The Seattle Sounders enter Wednesday night's game against Sporting Kansas City mired in one of the worst slumps in the team's history. The Sounders best-ever MLS start has been largely negated, and Seattle now finds itself smack-dab in the middle of the Western Conference standings and eight points adrift of Supporters Shield leaders Real Salt Lake. With concerns beginning to mount regarding the team's performance heading into the break, the Sounders performance in a 4-1 drubbing at the hands of a less than stellar Montreal Impact team on Saturday has the alarm bells ringing at full blast. There's not a great deal of agreement about what's causing the problems and what Seattle needs to do in order to correct them, but there's near universal agreement that the Sounders need a result and a strong performance in this game to prevent a slump from becoming a trend.
Unfortunately for Seattle, Sporting Kansas City is not really the best team against which to try and right the ship. There's been no better team in MLS this season, and after a minor blip at the beginning of May KC has gotten back on track and look primed for a serious run at the Supporters Shield. They've gotten to where they are by being one of the league's most well-balanced teams; KC scores goals at a decent clip, keeps the opposition from scoring goals at an even rate and seems to have a knack for turning one point into three. An explosive and young attacking core is backed up by an unassuming but beyond solid back line, and coach Peter Vermes has seemingly made all of the right moves so far this season. While it's true that KC has not been nearly as strong on the road as at home, with a 6-1-0 record at LiveStrong against a 3-2-1 mark away, this is as good a team as the Sounders will face all season.

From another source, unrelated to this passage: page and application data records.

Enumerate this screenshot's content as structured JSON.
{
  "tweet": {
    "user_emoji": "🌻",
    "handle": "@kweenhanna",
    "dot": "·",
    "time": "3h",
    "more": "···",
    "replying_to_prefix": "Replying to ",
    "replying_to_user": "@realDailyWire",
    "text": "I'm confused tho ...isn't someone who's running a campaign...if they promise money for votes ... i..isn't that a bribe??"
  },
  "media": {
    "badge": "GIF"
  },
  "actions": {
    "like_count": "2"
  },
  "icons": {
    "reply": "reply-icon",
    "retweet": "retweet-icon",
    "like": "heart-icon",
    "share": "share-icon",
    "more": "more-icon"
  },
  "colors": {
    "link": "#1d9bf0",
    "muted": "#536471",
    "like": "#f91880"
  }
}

Despite Sporting Kansas City's undeniable quality, however, there is a very real sense that the Sounders most difficult competition in this game will be themselves. This is not a team that is playing as though they have a great deal of confidence at the moment, and they are desperately in need of that swagger if they are to be at their best. There will be changes made; Osvaldo Alonso will be the most welcome addition as he returns from suspension, while Jhon Kennedy Hurtado will take his place on the naughty list. The best case scenario for Seattle is that Patrick Ianni is fit and ready to slide into central defense by gametime; otherwise Sigi Schmid will have to get very creative while filling out the team sheet. Andrew Weber is rumored to be the new first-choice keeper, with Bryan Meredith's performance having gotten progressively worse and his confidence appearing to be on its last legs. Perhaps most intriguing will be what Schmid chooses to do on the wings; Mauro Rosales and Alvaro Fernandez are quite clearly not themselves at the moment, and the team may well be better off should Schmid choose to sit one of them. Fernandez seems the more likely of the two to be pulled from the starting XI, but with his struggles seemingly having more to do with form as opposed to Rosales and his struggles to regain full fitness, it's impossible to know for sure.
While it's a bit early to be thinking of games in terms of "make-or-break" it's likely fair to say that will be the most important game the Sounders have played all season. Genuinely good teams sometimes have bad seasons, and when that happens it's typically because they were unable to shake themselves from a sustained funk early in the going. We're still a long way from reaching that point, but each time the Sounders have a poor showing and leavee points on the table it gets a little bit closer and the inclination to panic becomes a little bit more defensible. This team is far too talented and capable to let it get any closer. They're not going to be able to turn things around overnight, but this game would be a pretty excellent place to start.